== YOUR INSTRUCTIONS ==
Those lines of the data that hold the word "projects" are to be copied out.

== EXTRACTED RECORDS ==
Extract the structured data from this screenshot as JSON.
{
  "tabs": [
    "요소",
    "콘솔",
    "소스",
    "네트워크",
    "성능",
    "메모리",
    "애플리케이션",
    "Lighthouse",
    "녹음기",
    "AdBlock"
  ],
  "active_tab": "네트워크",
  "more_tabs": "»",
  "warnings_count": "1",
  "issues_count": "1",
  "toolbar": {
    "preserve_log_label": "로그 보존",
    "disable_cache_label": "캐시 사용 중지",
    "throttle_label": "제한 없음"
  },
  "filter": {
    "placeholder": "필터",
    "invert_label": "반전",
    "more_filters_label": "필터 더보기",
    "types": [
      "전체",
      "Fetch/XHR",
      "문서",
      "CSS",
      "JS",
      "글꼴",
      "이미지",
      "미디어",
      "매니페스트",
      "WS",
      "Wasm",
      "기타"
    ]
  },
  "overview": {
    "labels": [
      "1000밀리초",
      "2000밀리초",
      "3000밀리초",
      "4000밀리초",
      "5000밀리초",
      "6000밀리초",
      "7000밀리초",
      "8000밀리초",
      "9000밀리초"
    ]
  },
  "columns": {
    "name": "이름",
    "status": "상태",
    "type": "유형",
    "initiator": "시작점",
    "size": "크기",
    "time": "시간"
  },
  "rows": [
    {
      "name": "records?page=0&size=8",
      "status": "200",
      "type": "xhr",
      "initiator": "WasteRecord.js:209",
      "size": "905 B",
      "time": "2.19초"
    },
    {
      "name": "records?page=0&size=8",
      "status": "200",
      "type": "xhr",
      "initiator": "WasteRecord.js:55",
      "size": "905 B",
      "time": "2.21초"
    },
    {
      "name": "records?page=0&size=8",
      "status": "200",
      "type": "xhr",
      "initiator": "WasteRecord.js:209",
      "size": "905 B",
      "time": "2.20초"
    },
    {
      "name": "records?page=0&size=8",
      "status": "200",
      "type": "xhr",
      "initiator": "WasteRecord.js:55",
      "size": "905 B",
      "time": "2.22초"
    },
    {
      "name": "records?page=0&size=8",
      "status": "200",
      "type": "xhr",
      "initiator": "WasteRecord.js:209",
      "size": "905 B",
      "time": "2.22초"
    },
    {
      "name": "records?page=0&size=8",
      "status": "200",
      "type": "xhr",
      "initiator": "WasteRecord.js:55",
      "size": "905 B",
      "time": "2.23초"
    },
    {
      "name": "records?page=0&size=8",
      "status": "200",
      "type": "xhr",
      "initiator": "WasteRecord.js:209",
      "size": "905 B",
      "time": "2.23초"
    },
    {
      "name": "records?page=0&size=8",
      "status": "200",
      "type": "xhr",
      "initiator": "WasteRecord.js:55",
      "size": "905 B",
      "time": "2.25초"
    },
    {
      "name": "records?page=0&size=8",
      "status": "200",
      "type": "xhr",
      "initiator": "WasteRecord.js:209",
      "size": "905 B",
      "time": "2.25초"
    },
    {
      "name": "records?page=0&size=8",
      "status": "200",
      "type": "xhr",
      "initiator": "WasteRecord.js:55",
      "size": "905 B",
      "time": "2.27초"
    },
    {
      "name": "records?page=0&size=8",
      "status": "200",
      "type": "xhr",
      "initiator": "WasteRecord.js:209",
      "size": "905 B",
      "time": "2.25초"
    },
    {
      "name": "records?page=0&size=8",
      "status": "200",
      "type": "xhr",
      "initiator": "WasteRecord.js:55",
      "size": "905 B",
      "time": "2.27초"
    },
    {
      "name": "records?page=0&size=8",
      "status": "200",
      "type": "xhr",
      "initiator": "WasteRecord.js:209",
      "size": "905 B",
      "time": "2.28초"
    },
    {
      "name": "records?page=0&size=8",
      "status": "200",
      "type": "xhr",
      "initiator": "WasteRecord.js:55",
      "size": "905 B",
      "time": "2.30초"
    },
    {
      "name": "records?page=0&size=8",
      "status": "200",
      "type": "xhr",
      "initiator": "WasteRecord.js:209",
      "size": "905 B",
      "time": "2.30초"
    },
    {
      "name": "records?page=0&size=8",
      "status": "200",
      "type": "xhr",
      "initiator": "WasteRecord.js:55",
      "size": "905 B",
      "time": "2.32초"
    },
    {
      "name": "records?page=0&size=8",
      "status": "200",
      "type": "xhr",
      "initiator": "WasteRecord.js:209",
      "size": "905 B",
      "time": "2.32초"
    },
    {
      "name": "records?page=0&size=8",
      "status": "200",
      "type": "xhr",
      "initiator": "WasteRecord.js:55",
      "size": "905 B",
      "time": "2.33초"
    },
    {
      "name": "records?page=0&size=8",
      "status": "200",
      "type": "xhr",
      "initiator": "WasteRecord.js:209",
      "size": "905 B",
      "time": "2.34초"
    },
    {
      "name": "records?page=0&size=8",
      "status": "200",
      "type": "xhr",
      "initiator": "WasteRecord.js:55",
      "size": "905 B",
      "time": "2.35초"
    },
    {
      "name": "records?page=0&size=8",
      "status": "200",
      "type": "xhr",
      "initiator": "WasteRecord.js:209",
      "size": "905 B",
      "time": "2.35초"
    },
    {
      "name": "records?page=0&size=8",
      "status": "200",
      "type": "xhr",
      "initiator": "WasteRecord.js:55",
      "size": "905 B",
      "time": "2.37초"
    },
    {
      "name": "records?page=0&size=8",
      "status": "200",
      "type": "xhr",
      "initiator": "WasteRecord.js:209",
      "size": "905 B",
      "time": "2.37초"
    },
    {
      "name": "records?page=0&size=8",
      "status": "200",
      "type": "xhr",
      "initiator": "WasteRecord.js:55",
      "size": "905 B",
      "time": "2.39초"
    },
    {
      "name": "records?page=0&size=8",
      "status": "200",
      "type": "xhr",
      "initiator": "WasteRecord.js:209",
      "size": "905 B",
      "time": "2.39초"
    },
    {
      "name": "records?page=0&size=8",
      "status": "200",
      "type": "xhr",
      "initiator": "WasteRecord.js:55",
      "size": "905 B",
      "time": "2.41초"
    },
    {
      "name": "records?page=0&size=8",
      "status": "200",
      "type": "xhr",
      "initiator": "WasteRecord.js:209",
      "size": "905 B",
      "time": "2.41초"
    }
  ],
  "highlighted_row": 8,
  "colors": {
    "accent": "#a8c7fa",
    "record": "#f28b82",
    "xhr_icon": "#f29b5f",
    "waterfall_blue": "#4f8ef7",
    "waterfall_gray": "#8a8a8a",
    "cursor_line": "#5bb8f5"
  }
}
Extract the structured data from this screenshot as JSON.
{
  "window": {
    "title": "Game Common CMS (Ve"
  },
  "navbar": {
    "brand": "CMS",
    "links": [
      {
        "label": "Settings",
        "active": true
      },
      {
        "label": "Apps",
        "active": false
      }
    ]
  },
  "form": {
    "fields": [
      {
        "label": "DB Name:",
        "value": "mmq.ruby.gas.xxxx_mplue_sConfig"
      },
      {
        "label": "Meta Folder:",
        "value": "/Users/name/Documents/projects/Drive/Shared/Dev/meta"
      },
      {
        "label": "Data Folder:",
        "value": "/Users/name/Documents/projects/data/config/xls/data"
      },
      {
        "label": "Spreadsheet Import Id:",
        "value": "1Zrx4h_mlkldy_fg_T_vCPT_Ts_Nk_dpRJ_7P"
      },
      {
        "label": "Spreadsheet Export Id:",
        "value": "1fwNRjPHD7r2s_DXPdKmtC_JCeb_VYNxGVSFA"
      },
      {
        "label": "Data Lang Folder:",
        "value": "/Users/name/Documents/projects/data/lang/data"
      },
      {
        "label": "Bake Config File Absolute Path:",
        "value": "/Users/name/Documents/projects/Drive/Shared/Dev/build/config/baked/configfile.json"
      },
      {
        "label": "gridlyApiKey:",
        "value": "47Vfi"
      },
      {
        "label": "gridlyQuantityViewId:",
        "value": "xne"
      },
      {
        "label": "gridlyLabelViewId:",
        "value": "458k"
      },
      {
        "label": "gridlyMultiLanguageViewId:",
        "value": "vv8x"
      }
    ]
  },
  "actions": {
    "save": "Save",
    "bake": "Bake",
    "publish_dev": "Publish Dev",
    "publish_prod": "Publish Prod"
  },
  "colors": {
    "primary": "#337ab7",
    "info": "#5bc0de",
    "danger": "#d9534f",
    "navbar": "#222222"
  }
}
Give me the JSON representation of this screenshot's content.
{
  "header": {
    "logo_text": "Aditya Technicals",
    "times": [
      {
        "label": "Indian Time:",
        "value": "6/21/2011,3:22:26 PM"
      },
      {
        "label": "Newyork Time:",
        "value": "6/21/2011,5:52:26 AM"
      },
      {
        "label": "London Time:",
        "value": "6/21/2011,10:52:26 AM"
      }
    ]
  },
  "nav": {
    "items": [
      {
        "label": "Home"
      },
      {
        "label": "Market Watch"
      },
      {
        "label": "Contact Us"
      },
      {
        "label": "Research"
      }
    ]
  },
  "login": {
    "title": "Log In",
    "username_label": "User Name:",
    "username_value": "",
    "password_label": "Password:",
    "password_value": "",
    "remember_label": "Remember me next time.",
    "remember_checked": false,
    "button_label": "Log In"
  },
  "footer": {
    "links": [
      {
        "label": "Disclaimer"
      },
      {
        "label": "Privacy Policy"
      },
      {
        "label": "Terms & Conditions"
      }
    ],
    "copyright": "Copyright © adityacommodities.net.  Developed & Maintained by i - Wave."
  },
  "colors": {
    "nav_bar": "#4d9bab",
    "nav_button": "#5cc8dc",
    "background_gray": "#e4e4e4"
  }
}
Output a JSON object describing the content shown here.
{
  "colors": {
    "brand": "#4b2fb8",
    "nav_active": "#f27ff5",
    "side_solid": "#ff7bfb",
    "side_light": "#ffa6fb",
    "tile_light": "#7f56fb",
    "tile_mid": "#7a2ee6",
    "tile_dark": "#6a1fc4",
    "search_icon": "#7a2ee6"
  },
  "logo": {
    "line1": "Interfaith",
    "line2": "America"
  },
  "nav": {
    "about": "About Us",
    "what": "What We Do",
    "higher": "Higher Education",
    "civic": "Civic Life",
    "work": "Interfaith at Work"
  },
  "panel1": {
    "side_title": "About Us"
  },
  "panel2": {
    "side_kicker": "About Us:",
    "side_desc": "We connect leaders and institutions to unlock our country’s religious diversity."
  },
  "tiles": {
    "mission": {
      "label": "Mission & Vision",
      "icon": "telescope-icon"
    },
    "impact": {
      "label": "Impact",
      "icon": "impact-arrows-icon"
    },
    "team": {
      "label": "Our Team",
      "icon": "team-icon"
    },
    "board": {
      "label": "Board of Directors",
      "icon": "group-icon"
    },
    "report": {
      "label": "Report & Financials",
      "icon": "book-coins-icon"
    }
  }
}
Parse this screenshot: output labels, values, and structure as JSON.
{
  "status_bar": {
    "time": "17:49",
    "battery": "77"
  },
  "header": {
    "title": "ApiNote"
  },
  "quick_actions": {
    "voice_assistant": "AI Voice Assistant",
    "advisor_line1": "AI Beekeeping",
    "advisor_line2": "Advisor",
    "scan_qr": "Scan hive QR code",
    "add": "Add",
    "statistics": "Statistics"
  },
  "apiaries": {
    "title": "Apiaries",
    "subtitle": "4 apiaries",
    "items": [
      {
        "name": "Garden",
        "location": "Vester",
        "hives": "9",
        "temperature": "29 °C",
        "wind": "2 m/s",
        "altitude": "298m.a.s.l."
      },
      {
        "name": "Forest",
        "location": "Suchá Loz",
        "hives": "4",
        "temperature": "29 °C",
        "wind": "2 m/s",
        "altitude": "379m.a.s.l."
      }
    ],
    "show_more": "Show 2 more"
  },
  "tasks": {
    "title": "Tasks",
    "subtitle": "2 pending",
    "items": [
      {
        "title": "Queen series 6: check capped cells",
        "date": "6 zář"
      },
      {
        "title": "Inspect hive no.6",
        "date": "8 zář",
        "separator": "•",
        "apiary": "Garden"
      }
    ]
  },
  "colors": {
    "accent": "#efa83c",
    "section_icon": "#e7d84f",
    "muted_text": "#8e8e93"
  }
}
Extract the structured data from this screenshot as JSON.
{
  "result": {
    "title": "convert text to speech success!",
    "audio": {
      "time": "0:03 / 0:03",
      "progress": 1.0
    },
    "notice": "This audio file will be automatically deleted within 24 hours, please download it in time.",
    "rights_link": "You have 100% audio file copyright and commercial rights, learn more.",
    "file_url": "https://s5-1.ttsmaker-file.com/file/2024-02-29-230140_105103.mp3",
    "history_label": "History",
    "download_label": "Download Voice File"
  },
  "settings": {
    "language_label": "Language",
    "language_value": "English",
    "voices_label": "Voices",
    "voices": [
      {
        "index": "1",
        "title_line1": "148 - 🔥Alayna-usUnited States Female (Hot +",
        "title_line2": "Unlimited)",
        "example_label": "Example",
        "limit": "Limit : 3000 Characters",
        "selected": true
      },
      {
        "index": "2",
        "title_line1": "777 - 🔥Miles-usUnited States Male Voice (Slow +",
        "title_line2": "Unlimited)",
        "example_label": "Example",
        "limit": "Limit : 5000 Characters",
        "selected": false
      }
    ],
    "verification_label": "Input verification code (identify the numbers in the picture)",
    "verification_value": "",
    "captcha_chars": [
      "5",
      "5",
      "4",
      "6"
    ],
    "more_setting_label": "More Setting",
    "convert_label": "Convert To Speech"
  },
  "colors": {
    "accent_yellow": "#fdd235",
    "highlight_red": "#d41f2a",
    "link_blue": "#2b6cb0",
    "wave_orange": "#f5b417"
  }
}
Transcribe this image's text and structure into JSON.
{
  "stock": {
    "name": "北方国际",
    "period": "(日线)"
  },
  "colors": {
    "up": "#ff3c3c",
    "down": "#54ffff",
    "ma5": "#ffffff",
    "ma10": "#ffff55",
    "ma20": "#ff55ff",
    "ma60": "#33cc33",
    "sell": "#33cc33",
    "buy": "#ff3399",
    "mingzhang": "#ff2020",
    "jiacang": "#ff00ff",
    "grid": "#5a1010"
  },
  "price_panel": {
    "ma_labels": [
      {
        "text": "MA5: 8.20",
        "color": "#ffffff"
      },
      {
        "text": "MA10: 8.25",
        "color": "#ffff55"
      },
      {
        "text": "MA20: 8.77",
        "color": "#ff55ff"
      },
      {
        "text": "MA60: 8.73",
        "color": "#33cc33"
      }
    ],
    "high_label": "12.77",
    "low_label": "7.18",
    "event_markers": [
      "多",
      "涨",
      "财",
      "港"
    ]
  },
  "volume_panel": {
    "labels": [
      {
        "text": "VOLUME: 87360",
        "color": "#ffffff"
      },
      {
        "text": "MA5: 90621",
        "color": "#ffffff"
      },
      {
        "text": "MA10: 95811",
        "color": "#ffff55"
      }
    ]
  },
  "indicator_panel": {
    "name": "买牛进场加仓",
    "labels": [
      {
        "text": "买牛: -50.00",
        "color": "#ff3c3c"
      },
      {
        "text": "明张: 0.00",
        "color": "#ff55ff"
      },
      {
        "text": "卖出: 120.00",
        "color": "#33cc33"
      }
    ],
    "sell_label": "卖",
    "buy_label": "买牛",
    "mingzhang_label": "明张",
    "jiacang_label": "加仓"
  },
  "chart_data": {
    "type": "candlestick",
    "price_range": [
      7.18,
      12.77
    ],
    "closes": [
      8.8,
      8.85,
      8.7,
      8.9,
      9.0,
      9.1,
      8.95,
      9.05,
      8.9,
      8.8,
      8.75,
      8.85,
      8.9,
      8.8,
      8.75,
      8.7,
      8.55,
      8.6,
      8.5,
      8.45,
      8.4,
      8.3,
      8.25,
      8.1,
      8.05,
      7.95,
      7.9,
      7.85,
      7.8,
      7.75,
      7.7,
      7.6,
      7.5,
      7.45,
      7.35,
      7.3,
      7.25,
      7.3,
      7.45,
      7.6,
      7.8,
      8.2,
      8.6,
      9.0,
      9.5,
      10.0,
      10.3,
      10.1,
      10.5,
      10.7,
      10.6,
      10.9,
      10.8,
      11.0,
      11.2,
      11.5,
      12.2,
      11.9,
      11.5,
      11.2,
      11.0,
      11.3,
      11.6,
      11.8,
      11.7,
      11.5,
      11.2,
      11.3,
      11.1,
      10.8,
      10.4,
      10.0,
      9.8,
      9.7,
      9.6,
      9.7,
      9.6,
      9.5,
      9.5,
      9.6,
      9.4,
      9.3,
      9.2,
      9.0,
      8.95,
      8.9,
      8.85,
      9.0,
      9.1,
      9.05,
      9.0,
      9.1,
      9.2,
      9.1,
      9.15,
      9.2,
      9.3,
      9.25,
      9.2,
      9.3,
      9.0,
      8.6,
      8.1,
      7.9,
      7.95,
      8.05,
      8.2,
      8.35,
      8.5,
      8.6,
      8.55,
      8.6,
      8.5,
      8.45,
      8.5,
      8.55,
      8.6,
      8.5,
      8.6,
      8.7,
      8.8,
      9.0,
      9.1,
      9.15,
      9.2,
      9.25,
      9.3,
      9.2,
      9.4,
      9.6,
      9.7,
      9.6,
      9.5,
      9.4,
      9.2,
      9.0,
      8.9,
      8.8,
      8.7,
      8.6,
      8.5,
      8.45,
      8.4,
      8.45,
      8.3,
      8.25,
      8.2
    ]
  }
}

== TASK ANSWER ==
        "value": "/Users/name/Documents/projects/Drive/Shared/Dev/meta"
        "value": "/Users/name/Documents/projects/data/config/xls/data"
        "value": "/Users/name/Documents/projects/data/lang/data"
        "value": "/Users/name/Documents/projects/Drive/Shared/Dev/build/config/baked/configfile.json"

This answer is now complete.